Copy every line of the records that includes the word "icon".

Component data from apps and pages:
_____

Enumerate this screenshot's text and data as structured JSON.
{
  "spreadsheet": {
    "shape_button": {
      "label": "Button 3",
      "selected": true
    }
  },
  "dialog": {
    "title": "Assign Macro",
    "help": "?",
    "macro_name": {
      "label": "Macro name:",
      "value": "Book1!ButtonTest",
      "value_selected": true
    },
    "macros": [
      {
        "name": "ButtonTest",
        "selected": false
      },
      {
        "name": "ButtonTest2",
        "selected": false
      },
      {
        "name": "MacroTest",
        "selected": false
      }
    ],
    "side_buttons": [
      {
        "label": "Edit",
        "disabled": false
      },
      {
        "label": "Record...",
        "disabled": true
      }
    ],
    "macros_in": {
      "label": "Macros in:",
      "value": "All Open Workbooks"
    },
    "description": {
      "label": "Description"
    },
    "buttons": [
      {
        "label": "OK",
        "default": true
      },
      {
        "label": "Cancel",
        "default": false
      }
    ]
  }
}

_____

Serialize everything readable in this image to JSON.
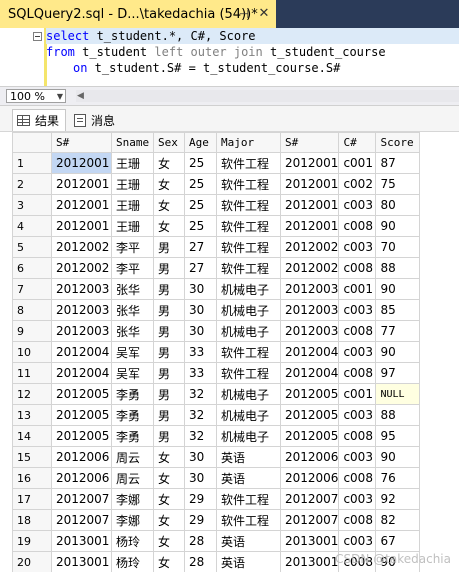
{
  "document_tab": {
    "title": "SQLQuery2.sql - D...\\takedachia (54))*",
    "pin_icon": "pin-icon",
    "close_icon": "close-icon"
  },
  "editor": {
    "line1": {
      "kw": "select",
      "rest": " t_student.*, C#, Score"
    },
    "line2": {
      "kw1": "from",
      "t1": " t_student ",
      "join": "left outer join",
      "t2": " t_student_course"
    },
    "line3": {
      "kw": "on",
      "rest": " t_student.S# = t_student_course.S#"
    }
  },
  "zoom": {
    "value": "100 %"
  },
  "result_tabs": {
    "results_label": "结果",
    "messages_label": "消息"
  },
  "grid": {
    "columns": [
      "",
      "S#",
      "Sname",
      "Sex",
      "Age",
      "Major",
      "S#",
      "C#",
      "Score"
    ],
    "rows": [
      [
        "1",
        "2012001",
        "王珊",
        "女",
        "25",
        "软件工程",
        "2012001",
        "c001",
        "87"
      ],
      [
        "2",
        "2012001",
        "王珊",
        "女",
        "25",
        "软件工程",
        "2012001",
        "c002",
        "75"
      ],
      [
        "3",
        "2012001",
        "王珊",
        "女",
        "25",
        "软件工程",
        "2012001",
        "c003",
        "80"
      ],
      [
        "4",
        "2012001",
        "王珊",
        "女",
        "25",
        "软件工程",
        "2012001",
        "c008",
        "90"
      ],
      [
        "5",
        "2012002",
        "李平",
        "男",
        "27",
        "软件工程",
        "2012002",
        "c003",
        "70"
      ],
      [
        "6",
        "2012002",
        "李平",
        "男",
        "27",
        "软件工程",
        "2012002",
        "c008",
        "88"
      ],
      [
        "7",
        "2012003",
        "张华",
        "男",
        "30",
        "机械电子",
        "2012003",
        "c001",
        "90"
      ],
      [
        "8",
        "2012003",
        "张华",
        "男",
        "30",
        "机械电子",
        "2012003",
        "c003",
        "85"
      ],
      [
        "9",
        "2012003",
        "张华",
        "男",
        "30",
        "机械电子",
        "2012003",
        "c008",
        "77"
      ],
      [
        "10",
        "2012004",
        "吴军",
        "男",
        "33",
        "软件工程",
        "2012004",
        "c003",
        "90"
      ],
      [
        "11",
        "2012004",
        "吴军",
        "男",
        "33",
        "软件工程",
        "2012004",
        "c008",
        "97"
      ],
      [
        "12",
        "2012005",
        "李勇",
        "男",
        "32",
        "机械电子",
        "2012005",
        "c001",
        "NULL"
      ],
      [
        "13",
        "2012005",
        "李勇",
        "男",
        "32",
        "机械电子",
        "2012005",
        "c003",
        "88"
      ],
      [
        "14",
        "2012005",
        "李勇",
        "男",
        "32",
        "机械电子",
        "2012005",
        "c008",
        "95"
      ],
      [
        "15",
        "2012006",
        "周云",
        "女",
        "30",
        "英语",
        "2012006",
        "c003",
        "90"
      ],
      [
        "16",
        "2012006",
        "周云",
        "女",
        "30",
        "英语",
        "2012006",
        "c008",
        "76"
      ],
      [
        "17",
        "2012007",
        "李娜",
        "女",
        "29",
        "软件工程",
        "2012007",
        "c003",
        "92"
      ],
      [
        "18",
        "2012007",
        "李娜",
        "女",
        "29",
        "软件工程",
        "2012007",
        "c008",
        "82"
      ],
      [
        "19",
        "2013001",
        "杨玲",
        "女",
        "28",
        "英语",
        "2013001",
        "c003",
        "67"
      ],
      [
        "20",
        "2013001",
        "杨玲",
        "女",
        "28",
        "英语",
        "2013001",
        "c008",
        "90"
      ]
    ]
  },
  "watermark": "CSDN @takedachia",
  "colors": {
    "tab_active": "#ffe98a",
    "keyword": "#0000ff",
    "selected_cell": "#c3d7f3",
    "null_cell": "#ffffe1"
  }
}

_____

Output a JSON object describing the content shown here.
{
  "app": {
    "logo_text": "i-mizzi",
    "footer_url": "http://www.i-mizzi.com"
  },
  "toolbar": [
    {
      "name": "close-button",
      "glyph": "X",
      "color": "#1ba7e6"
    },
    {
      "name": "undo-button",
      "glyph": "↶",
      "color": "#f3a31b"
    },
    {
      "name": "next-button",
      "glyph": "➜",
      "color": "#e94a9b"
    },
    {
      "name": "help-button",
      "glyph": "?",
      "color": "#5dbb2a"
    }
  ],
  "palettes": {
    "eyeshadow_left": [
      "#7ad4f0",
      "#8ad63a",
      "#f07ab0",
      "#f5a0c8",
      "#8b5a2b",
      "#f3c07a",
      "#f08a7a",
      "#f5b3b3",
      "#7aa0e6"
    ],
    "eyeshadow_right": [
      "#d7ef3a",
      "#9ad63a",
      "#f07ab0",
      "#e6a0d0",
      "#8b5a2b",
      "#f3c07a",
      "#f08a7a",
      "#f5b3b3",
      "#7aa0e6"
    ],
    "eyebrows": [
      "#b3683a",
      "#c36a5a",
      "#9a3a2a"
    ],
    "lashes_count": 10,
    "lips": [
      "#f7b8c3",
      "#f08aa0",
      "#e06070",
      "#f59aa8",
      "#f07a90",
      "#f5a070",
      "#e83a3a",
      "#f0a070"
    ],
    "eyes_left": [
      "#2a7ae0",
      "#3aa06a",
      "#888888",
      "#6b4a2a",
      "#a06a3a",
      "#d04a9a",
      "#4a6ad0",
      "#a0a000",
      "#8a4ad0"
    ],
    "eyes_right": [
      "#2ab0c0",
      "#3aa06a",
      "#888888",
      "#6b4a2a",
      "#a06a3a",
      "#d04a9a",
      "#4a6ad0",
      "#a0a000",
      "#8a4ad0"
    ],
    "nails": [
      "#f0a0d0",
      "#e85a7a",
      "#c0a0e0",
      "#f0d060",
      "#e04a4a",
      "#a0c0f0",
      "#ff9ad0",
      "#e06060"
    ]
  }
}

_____

Finished exercise:
    "pin_icon": "pin-icon",
    "close_icon": "close-icon"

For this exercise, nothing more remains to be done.